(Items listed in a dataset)

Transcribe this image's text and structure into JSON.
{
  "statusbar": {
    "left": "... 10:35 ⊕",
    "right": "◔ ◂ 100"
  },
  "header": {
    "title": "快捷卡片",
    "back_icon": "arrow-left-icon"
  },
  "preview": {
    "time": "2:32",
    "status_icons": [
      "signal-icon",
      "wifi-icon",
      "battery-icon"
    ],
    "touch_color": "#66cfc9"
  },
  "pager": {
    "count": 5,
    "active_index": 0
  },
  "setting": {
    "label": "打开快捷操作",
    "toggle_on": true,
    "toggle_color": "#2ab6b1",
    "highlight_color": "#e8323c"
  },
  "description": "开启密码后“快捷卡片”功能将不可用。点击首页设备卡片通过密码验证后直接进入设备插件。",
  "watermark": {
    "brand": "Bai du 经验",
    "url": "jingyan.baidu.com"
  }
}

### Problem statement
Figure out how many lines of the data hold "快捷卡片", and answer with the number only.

### Final answer
2